Through the Washington Regional Economic Analysis Project, it is possible to:

  • Create a graphic trend analysis of local economic indicators
  • Create graphic shift-share analysis of local employment growth
  • View and download customized tabulations of economic data for various regions and the thirty-nine counties of Washington

County Profiles

Every year, the Center gathers economic data from several Washington counties and compiles it into a user-friendly report. These reports offer an up to date overview of the county's economy and include everything from demographics to beer production. Specifically, the County Profiles cover the following topics:

  • Demographics including population, labor force, and poverty
  • Employment
  • Commute times and patterns
  • Home sales and rent data
  • Retail sales
  • High school and college graduate migration
  • Cost of living
  • County-specific facts

 

Top Employers
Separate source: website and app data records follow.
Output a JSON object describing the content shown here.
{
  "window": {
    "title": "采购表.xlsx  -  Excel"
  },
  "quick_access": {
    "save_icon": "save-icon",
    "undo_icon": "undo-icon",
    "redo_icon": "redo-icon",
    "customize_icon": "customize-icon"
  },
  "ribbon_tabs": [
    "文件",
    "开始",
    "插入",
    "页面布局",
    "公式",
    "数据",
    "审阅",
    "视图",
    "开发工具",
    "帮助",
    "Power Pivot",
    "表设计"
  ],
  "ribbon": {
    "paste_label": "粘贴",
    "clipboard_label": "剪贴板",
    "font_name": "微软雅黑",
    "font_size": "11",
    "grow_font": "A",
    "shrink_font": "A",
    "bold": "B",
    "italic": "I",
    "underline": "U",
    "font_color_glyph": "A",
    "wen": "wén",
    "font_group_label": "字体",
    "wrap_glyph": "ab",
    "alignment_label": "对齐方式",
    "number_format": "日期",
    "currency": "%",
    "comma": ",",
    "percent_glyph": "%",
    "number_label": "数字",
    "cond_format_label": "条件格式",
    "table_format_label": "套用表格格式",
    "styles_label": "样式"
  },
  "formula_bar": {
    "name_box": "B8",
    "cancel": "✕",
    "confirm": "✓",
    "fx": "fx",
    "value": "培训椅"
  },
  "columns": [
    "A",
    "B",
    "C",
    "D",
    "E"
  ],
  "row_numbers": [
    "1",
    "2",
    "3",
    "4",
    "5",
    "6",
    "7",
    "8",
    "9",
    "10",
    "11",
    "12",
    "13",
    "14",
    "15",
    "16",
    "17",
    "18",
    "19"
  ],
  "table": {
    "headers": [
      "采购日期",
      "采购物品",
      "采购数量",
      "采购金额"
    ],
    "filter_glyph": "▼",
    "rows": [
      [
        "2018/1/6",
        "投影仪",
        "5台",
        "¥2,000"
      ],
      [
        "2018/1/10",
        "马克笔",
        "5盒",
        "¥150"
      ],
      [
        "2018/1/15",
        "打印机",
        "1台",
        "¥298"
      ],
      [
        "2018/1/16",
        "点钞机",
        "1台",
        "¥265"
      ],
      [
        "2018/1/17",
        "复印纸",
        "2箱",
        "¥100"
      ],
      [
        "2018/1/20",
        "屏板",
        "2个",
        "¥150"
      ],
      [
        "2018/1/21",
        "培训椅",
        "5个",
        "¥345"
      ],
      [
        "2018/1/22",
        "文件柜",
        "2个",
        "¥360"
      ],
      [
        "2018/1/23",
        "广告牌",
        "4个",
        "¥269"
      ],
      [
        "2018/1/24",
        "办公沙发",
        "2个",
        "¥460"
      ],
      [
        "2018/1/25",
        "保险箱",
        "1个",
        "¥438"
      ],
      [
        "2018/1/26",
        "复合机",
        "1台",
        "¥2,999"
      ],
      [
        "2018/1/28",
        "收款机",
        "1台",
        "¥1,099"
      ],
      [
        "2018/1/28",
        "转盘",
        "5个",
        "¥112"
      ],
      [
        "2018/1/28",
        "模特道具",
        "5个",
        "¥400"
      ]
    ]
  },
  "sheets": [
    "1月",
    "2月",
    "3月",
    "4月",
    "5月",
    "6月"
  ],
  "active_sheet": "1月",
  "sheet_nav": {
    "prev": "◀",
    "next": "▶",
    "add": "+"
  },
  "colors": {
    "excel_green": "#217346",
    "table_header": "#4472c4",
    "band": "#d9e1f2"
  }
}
One of the most sought-after data points that we collect is the Top Employers List. Every year, the Center makes hundreds of calls to businesses to determine which companies employ the most people in each Kitsap, Skagit, and Whatcom County. While it may seem straightforward, there are a number of factors that complicate this question from WFH employees to temporary contractors. These reports provide our best estimate of the largest employers in each county.